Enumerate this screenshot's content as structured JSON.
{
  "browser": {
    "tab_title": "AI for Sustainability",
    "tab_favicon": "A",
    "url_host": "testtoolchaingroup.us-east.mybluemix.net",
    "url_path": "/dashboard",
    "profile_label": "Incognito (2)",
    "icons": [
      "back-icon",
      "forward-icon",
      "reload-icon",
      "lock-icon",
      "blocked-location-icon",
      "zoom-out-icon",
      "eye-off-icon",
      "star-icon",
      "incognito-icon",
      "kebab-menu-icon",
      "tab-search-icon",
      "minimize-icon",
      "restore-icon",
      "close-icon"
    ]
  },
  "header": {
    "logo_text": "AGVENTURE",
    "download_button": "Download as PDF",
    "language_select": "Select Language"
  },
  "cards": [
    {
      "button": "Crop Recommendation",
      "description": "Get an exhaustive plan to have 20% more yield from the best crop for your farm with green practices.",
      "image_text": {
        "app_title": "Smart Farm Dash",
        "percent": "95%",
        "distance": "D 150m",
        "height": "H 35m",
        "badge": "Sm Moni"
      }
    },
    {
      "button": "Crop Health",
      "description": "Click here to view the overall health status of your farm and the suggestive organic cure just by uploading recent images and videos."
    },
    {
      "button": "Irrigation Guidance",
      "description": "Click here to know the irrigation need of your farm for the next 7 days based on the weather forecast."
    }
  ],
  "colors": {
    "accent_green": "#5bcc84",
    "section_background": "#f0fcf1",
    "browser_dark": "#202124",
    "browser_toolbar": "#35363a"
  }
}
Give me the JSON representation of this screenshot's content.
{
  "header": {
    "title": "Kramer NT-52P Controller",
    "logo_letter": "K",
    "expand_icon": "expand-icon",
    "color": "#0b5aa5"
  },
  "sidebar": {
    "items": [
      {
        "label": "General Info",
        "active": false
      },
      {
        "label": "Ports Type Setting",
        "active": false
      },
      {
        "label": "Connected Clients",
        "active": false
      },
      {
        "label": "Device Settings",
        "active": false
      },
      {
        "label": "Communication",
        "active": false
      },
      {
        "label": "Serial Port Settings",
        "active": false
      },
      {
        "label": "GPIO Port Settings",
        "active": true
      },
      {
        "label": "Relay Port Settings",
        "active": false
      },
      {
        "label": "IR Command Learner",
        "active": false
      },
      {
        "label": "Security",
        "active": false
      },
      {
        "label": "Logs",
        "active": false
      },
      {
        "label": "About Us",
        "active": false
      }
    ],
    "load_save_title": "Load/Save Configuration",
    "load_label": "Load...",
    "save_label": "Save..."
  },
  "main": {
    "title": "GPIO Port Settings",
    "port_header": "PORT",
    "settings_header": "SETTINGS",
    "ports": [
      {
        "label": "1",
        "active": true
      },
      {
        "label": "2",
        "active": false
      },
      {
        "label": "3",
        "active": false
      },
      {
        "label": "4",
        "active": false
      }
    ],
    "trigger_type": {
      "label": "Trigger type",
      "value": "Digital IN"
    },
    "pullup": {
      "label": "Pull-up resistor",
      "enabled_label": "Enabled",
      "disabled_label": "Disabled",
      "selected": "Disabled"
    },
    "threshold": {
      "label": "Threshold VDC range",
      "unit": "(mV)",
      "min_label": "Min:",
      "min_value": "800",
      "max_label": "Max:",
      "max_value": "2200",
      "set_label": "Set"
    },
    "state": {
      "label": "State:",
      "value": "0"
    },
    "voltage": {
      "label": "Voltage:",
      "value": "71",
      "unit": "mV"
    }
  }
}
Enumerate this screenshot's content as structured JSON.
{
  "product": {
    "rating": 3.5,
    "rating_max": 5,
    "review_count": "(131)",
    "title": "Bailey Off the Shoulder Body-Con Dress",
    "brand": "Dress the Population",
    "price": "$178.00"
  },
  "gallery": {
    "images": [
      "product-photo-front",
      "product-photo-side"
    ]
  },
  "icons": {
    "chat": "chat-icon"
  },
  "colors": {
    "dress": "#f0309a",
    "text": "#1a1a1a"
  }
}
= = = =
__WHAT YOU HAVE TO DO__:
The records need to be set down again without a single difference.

__OUTPUT OF THE EXERCISE__:
Enumerate this screenshot's content as structured JSON.
{
  "browser": {
    "tab_title": "AI for Sustainability",
    "tab_favicon": "A",
    "url_host": "testtoolchaingroup.us-east.mybluemix.net",
    "url_path": "/dashboard",
    "profile_label": "Incognito (2)",
    "icons": [
      "back-icon",
      "forward-icon",
      "reload-icon",
      "lock-icon",
      "blocked-location-icon",
      "zoom-out-icon",
      "eye-off-icon",
      "star-icon",
      "incognito-icon",
      "kebab-menu-icon",
      "tab-search-icon",
      "minimize-icon",
      "restore-icon",
      "close-icon"
    ]
  },
  "header": {
    "logo_text": "AGVENTURE",
    "download_button": "Download as PDF",
    "language_select": "Select Language"
  },
  "cards": [
    {
      "button": "Crop Recommendation",
      "description": "Get an exhaustive plan to have 20% more yield from the best crop for your farm with green practices.",
      "image_text": {
        "app_title": "Smart Farm Dash",
        "percent": "95%",
        "distance": "D 150m",
        "height": "H 35m",
        "badge": "Sm Moni"
      }
    },
    {
      "button": "Crop Health",
      "description": "Click here to view the overall health status of your farm and the suggestive organic cure just by uploading recent images and videos."
    },
    {
      "button": "Irrigation Guidance",
      "description": "Click here to know the irrigation need of your farm for the next 7 days based on the weather forecast."
    }
  ],
  "colors": {
    "accent_green": "#5bcc84",
    "section_background": "#f0fcf1",
    "browser_dark": "#202124",
    "browser_toolbar": "#35363a"
  }
}
Give me the JSON representation of this screenshot's content.
{
  "header": {
    "title": "Kramer NT-52P Controller",
    "logo_letter": "K",
    "expand_icon": "expand-icon",
    "color": "#0b5aa5"
  },
  "sidebar": {
    "items": [
      {
        "label": "General Info",
        "active": false
      },
      {
        "label": "Ports Type Setting",
        "active": false
      },
      {
        "label": "Connected Clients",
        "active": false
      },
      {
        "label": "Device Settings",
        "active": false
      },
      {
        "label": "Communication",
        "active": false
      },
      {
        "label": "Serial Port Settings",
        "active": false
      },
      {
        "label": "GPIO Port Settings",
        "active": true
      },
      {
        "label": "Relay Port Settings",
        "active": false
      },
      {
        "label": "IR Command Learner",
        "active": false
      },
      {
        "label": "Security",
        "active": false
      },
      {
        "label": "Logs",
        "active": false
      },
      {
        "label": "About Us",
        "active": false
      }
    ],
    "load_save_title": "Load/Save Configuration",
    "load_label": "Load...",
    "save_label": "Save..."
  },
  "main": {
    "title": "GPIO Port Settings",
    "port_header": "PORT",
    "settings_header": "SETTINGS",
    "ports": [
      {
        "label": "1",
        "active": true
      },
      {
        "label": "2",
        "active": false
      },
      {
        "label": "3",
        "active": false
      },
      {
        "label": "4",
        "active": false
      }
    ],
    "trigger_type": {
      "label": "Trigger type",
      "value": "Digital IN"
    },
    "pullup": {
      "label": "Pull-up resistor",
      "enabled_label": "Enabled",
      "disabled_label": "Disabled",
      "selected": "Disabled"
    },
    "threshold": {
      "label": "Threshold VDC range",
      "unit": "(mV)",
      "min_label": "Min:",
      "min_value": "800",
      "max_label": "Max:",
      "max_value": "2200",
      "set_label": "Set"
    },
    "state": {
      "label": "State:",
      "value": "0"
    },
    "voltage": {
      "label": "Voltage:",
      "value": "71",
      "unit": "mV"
    }
  }
}
Enumerate this screenshot's content as structured JSON.
{
  "product": {
    "rating": 3.5,
    "rating_max": 5,
    "review_count": "(131)",
    "title": "Bailey Off the Shoulder Body-Con Dress",
    "brand": "Dress the Population",
    "price": "$178.00"
  },
  "gallery": {
    "images": [
      "product-photo-front",
      "product-photo-side"
    ]
  },
  "icons": {
    "chat": "chat-icon"
  },
  "colors": {
    "dress": "#f0309a",
    "text": "#1a1a1a"
  }
}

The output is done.